Which is why it is so striking to talk to Delos M. Cosgrove, the heart surgeon who is the clinic’s chief executive, about the initiative. Cosgrove says that if it were up to him, if there weren’t legal issues, he would not only stop hiring smokers. He would also stop hiring obese people. When he mentioned this to me during a recent phone conversation, I told him that I thought many people might consider it unfair. He was unapologetic.This elicited quite the backlash from the local and national community and Dr Cosgrove eventually apologized for any implied hurtful intent. But yesterday in the Plain Dealer he wrote an op-ed further clarifying his stance. I give the guy credit; he's taken on a topic that makes a majority of Americans uneasy. Over 60% of Americans are either overweight or obese. This isn't some negligible, dark corner, universally comndemned social issue like crack cocaine or drunk driving. It's unfortunately all too pervasive. I like how he drives home the point that personal accountability has to be a major component of any meaningful health care reform. Just as campaigns to reduce smoking and drunk driving were effective using both information/instructional techniques along with more sensationalistic ads meant to ostracize and demonize undesired behaviors, Dr Cosgrove is calling for the same societal commitment to the fight against obesity. I don't see anything controversial about that. I'm just worried that how well this message is received will be contingent on what number you see when you look down at the scale in your bathroom...

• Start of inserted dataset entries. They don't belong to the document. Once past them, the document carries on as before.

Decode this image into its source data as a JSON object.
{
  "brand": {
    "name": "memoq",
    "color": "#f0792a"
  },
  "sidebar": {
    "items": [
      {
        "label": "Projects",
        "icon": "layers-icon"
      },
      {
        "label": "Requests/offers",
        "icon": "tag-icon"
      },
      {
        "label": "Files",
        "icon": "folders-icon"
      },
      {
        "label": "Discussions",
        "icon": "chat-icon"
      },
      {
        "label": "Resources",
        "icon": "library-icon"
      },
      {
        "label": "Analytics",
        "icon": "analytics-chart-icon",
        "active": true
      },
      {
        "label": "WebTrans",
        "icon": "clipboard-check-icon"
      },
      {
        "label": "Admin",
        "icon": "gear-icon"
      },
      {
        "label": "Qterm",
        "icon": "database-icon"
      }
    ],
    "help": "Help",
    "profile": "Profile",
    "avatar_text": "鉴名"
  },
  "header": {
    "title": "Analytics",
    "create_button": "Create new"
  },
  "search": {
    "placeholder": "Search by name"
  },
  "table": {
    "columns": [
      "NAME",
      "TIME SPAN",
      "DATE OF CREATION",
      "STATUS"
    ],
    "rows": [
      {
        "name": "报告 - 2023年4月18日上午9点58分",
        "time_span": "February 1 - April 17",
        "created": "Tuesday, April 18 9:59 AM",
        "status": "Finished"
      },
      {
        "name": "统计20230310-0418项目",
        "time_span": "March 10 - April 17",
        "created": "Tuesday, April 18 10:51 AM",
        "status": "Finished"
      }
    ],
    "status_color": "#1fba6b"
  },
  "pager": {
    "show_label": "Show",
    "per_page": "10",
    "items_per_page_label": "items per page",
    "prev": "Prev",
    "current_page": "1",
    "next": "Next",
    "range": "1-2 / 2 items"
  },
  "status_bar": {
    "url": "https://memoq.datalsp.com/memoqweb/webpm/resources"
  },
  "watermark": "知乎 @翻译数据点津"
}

“Why is it unfair?” he asked. “Has anyone ever shown the law of conservation of matter doesn’t apply?” People’s weight is a reflection of how much they eat and how active they are. The country has grown fat because it’s consuming more calories and burning fewer. Our national weight problem brings huge costs, both medical and economic. Yet our anti-obesity efforts have none of the urgency of our antismoking efforts. “We should declare obesity a disease and say we’re going to help you get over it,” Cosgrove said.
Monday, September 21, 2009
War on Obesity
Cleveland Clinic CEO Toby Cosgrove MD has been the target of a media firestorm lately over recent remarks he made to the NY Times about morbid obesity in this country. He averred that, given legal protection, he would seek to limit the hiring of the morbidly obese at his hospital.